A key driver of business model change is often the recognition of underperformance that cannot be attributed to a single operational factor. At the same time, business model innovation may be driven by the recognition of opportunity. Anecdotally, almost anything might seem to spur efforts to adapt and innovate a business model.
The IBM data showed that specific factors spur business model.
First, we learned that BMI is entirely independent of sector or size. In other words, it does not matter how big you are or what you do. Business model innovation is relevant to every organisation around the world.
Second, we found a very unexpected link to geography. Firms in the EU and firms with global reach were less likely to implement BMI. Some might argue that this suggests that very large firms and EU firms are less innovative, but we suspect a very different interpretation. Firms with headquarters in the EU and firms with global reach share one key characteristic: highly heterogeneous customer and resource bases. In other words, these are firms that are more complex by necessity, addressing greater cultural diversity both internally and externally. What can we conclude from this? Organisations that are more homogeneous, with less complex operations and demographics, are more likely to initiate BM
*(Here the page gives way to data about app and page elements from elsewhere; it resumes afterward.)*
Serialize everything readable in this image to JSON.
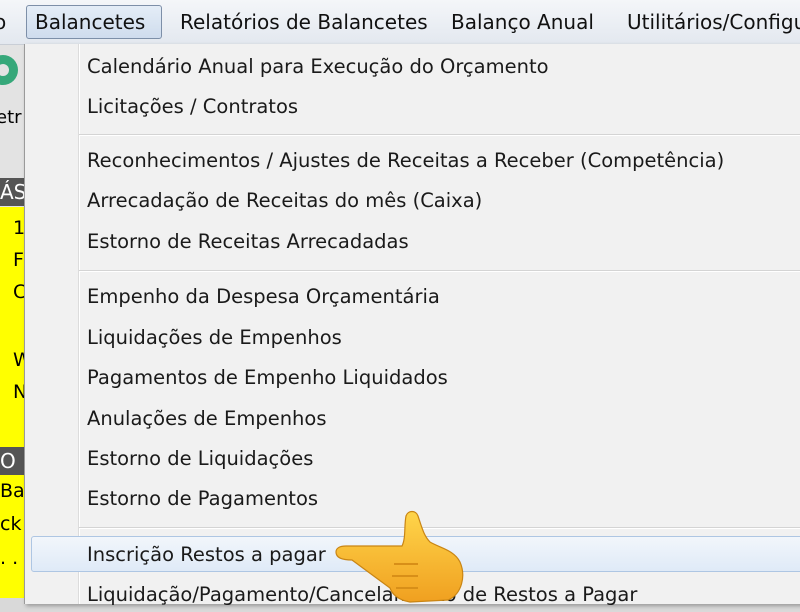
{
  "menubar": {
    "items": [
      {
        "label": "o"
      },
      {
        "label": "Balancetes"
      },
      {
        "label": "Relatórios de Balancetes"
      },
      {
        "label": "Balanço Anual"
      },
      {
        "label": "Utilitários/Configu"
      }
    ]
  },
  "left": {
    "toolbar_label": "etr",
    "section1_header": "ÁS",
    "section1_lines": [
      "1",
      "F",
      "C",
      "",
      "W",
      "N"
    ],
    "section2_header": "O",
    "section2_lines": [
      "Ba",
      "ck",
      ". ."
    ]
  },
  "dropdown": {
    "group1": [
      "Calendário Anual para Execução do Orçamento",
      "Licitações / Contratos"
    ],
    "group2": [
      "Reconhecimentos / Ajustes de Receitas a Receber (Competência)",
      "Arrecadação de Receitas do mês (Caixa)",
      "Estorno de Receitas Arrecadadas"
    ],
    "group3": [
      "Empenho da Despesa Orçamentária",
      "Liquidações de Empenhos",
      "Pagamentos de Empenho Liquidados",
      "Anulações de Empenhos",
      "Estorno de Liquidações",
      "Estorno de Pagamentos"
    ],
    "group4": [
      "Inscrição Restos a pagar",
      "Liquidação/Pagamento/Cancelamento de Restos a Pagar"
    ]
  },
  "colors": {
    "highlight": "#dfeaf7",
    "yellow": "#ffff00",
    "menu_bg": "#f1f1f1"
  }
}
Third, we found that firms facing global trends, rather than local market challenges were more likely to initiate BMI. This is a fascinating insight into the nature of BMI as a fundamentally opportunity-seeking activity. Companies that engage in BMI perceive globalization, environmental issues, and geopolitical challenges to be more significant than market or macroeconomic issues. These are organisations engaged in distant exploration for opportunities.
Not surprisingly, we learned that firms are more likely to initiate BMI when the effort is led by a senior executive, usually the CEO. Given that BMI is a high-risk, high-reward proposition, we would expect direct involvement of the executive team.
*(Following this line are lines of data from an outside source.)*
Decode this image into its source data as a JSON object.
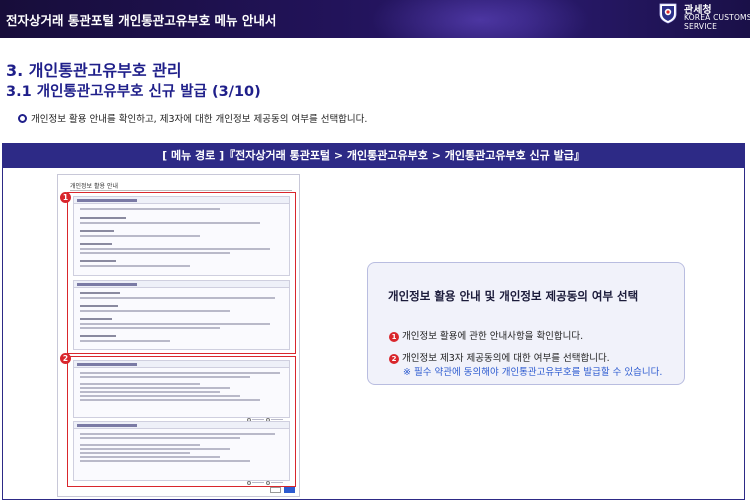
{
  "header": {
    "title": "전자상거래 통관포털 개인통관고유부호 메뉴 안내서",
    "brand_ko": "관세청",
    "brand_en_line1": "KOREA CUSTOMS",
    "brand_en_line2": "SERVICE"
  },
  "section": {
    "heading": "3. 개인통관고유부호 관리",
    "subheading": "3.1 개인통관고유부호 신규 발급 (3/10)",
    "description": "개인정보 활용 안내를 확인하고, 제3자에 대한 개인정보 제공동의 여부를 선택합니다."
  },
  "menu_path": "[ 메뉴 경로 ]『전자상거래 통관포털 > 개인통관고유부호 > 개인통관고유부호 신규 발급』",
  "screenshot": {
    "page_title": "개인정보 활용 안내",
    "markers": [
      "1",
      "2"
    ]
  },
  "callout": {
    "title": "개인정보 활용 안내 및 개인정보 제공동의 여부 선택",
    "item1_num": "1",
    "item1": "개인정보 활용에 관한 안내사항을 확인합니다.",
    "item2_num": "2",
    "item2": "개인정보 제3자 제공동의에 대한 여부를 선택합니다.",
    "note": "※ 필수 약관에 동의해야 개인통관고유부호를 발급할 수 있습니다."
  },
  "colors": {
    "heading": "#1f1f8a",
    "path_bar": "#2d2a86",
    "marker": "#d9262c",
    "note": "#2d5bd0"
  }
}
We learned that companies engaged in BMI tend not to emphasize product or process innovation, at least in the short term. This is mostly unsurprising, as we expect that organisations can only focus on a few major initiatives at a time.
Finally, we learned something fascinating and somewhat worrying. There was no link between prior change success and BMI effort. Just because a firm had implement BMI once was no predictor of whether it could do it again!
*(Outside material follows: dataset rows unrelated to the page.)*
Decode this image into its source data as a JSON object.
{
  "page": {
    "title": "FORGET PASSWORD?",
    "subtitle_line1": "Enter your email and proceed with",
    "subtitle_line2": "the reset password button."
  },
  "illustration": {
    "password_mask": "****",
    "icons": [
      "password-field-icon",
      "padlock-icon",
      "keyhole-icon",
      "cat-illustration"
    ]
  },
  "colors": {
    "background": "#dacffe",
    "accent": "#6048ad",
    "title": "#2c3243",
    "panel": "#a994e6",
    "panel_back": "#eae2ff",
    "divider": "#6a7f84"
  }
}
What does all this mean?
It means that, to the best of our knowledge, the real drivers of business model innovation are challenges that engage the organisation’s long-term, core value propositions. On the one hand, this matches our expectations that small, specific changes in operations and strategy should not be called “business model change.” On the other, it reinforces that business model innovation is not for the faint of heart. The companies that initiate serious business model innovation efforts accept that the sustainability of the organisation will likely be tied to fundamental change.